Report all lines from the entries below in which "Китай" appears.

- Opening Delimiter -

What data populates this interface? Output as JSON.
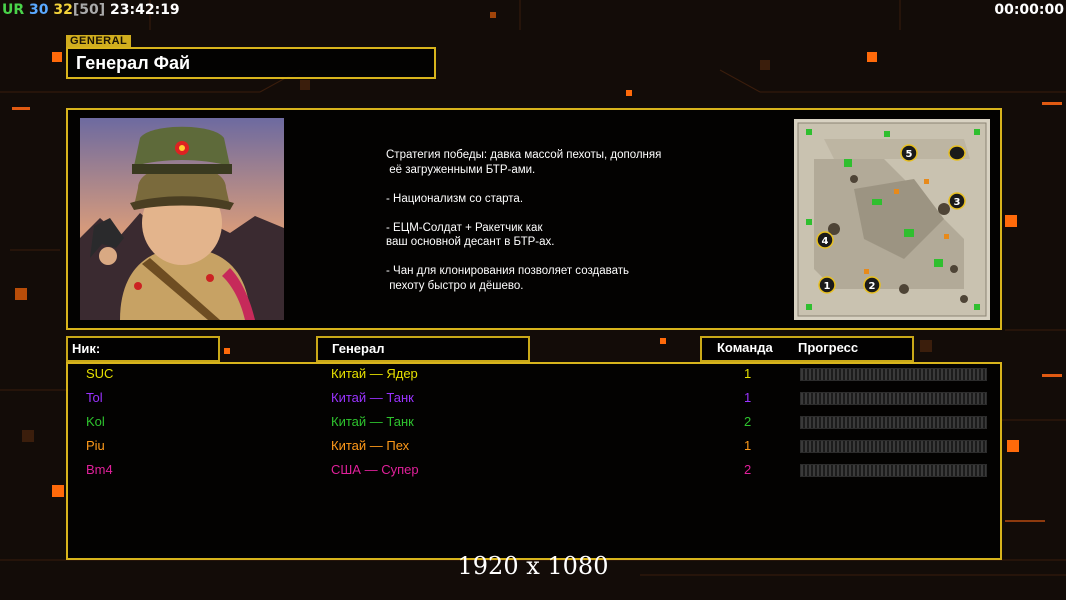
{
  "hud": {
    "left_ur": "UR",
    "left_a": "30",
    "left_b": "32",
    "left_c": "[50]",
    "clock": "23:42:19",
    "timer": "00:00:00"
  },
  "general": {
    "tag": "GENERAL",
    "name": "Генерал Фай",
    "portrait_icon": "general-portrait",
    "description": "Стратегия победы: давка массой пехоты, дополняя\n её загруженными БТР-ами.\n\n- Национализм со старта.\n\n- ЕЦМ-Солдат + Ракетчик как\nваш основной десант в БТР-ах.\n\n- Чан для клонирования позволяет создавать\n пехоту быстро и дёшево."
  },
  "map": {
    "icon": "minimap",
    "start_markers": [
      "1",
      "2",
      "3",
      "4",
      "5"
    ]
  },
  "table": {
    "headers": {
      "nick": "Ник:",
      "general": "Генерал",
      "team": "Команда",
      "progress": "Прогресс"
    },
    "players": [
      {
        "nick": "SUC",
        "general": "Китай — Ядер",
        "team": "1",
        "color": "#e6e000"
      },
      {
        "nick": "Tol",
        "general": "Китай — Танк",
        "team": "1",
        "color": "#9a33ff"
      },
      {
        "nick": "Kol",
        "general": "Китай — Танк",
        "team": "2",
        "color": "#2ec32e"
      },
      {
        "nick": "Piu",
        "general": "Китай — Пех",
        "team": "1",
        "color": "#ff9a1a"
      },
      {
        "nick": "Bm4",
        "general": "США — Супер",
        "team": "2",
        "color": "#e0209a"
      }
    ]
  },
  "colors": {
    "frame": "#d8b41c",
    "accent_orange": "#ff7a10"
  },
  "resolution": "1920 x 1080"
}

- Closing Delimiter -
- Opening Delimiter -

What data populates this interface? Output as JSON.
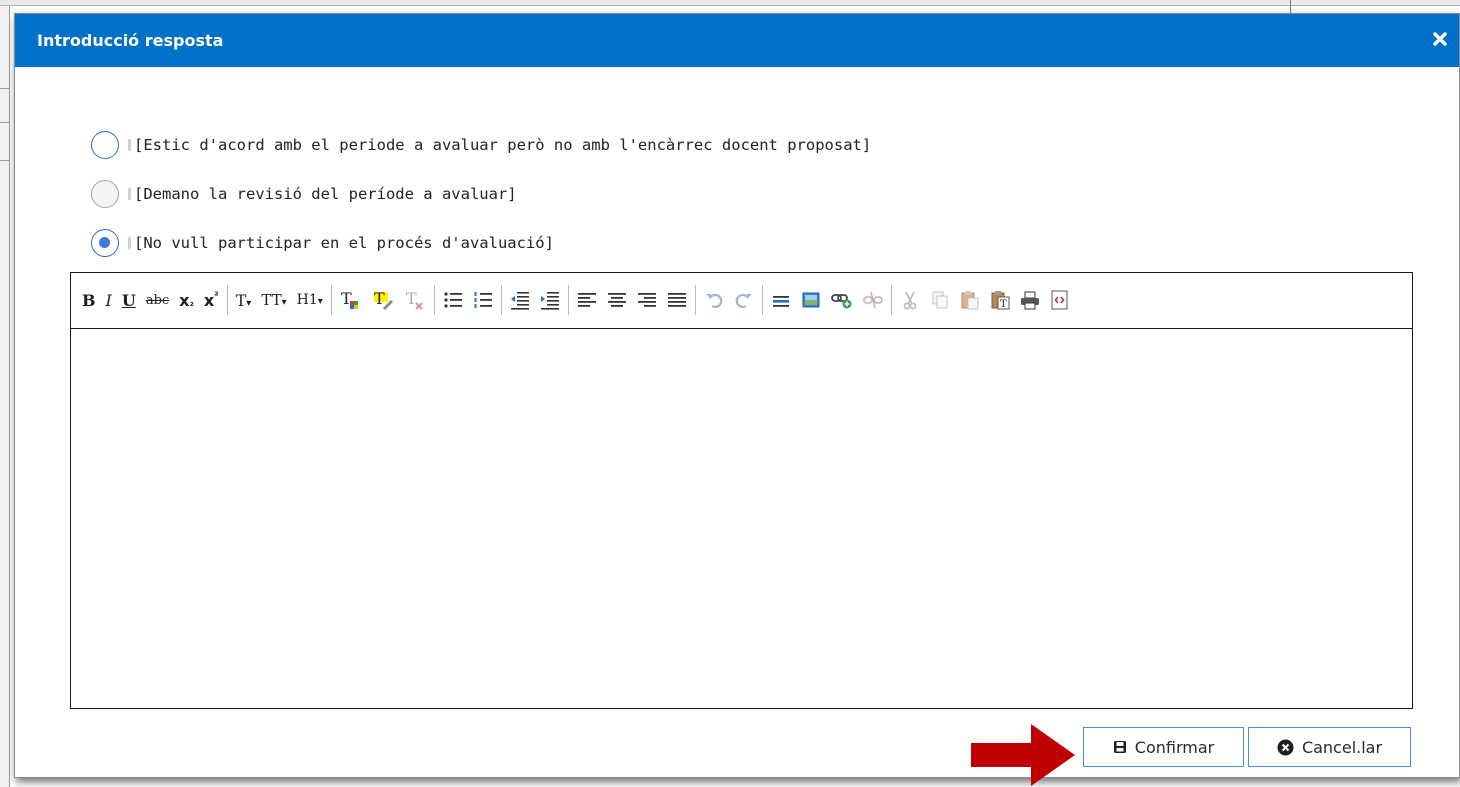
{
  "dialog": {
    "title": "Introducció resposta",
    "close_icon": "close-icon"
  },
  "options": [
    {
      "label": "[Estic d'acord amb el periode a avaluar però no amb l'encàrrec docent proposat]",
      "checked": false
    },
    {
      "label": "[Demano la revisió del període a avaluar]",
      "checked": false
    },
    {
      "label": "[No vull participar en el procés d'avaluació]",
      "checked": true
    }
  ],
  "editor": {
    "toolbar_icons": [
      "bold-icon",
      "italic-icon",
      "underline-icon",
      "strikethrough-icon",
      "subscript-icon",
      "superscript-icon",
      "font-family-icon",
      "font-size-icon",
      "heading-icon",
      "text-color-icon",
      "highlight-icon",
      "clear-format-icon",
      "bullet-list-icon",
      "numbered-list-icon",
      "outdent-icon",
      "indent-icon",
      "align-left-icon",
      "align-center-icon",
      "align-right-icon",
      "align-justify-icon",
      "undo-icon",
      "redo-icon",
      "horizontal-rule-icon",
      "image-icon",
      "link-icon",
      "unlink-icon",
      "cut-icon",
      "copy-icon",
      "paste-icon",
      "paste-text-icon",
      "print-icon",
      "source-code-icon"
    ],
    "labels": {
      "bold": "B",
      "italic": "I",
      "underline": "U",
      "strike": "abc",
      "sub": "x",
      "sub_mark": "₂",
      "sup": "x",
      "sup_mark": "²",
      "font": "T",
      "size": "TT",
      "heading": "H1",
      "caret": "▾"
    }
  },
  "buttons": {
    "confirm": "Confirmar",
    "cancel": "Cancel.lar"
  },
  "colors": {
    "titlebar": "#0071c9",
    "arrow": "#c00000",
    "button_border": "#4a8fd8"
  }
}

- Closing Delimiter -
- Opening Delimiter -

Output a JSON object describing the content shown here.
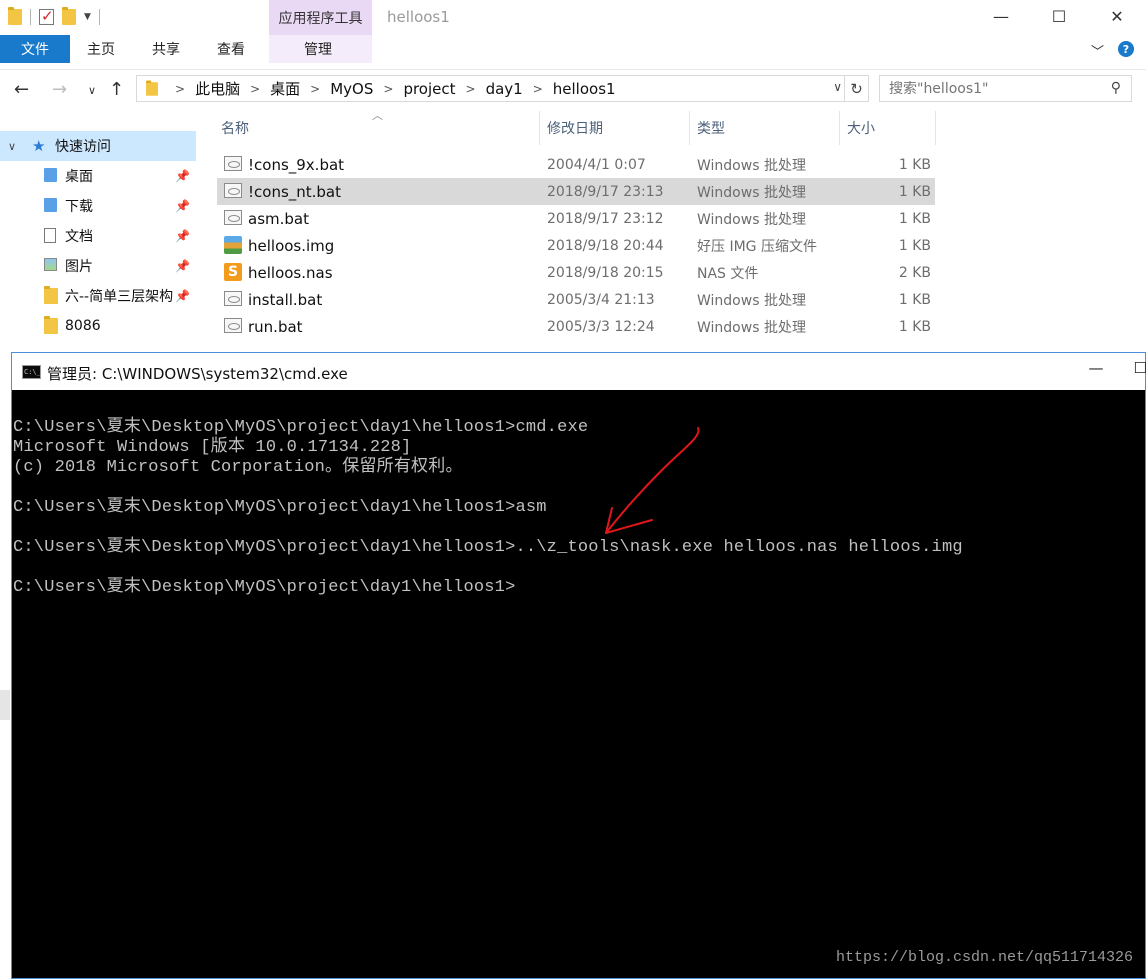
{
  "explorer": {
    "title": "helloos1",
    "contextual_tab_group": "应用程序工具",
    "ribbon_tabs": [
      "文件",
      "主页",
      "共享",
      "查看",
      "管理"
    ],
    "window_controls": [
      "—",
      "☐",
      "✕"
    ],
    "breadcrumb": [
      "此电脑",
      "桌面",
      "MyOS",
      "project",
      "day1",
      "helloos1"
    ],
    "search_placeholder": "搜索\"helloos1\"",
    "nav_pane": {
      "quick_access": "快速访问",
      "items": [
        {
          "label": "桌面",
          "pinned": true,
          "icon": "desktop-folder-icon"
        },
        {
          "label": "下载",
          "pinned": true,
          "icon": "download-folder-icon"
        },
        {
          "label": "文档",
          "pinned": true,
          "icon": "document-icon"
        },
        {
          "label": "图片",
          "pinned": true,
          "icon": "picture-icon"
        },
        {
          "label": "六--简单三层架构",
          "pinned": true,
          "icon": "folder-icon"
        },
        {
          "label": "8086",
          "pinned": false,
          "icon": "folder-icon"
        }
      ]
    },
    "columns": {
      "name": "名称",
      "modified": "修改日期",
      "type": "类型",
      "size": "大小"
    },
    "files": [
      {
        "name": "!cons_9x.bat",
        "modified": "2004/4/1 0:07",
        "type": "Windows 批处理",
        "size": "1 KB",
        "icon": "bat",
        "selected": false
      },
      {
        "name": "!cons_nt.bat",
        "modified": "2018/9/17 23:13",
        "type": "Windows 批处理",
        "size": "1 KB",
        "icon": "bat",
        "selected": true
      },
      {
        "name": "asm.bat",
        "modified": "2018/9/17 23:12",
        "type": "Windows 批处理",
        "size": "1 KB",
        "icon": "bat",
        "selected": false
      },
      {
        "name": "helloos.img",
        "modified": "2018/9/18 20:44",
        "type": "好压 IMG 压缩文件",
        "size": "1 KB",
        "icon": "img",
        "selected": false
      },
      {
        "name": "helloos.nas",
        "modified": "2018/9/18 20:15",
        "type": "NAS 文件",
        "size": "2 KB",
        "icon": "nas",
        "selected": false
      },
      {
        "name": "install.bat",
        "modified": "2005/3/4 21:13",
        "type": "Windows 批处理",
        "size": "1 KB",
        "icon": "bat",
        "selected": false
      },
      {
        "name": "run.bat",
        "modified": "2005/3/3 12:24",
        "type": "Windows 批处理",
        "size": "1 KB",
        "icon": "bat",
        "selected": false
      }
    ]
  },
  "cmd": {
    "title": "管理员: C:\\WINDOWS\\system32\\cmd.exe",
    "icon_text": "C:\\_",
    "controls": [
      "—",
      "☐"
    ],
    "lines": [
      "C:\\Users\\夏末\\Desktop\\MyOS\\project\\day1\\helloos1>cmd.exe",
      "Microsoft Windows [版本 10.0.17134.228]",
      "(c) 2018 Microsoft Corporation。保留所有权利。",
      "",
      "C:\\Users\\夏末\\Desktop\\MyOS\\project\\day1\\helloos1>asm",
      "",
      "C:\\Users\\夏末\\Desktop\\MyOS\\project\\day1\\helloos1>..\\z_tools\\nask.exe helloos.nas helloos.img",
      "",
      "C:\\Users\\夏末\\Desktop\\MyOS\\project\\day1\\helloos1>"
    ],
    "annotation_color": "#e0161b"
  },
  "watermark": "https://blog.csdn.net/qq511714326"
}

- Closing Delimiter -

* **Reply**:
        "general": "Китай — Ядер",
        "general": "Китай — Танк",
        "general": "Китай — Танк",
        "general": "Китай — Пех",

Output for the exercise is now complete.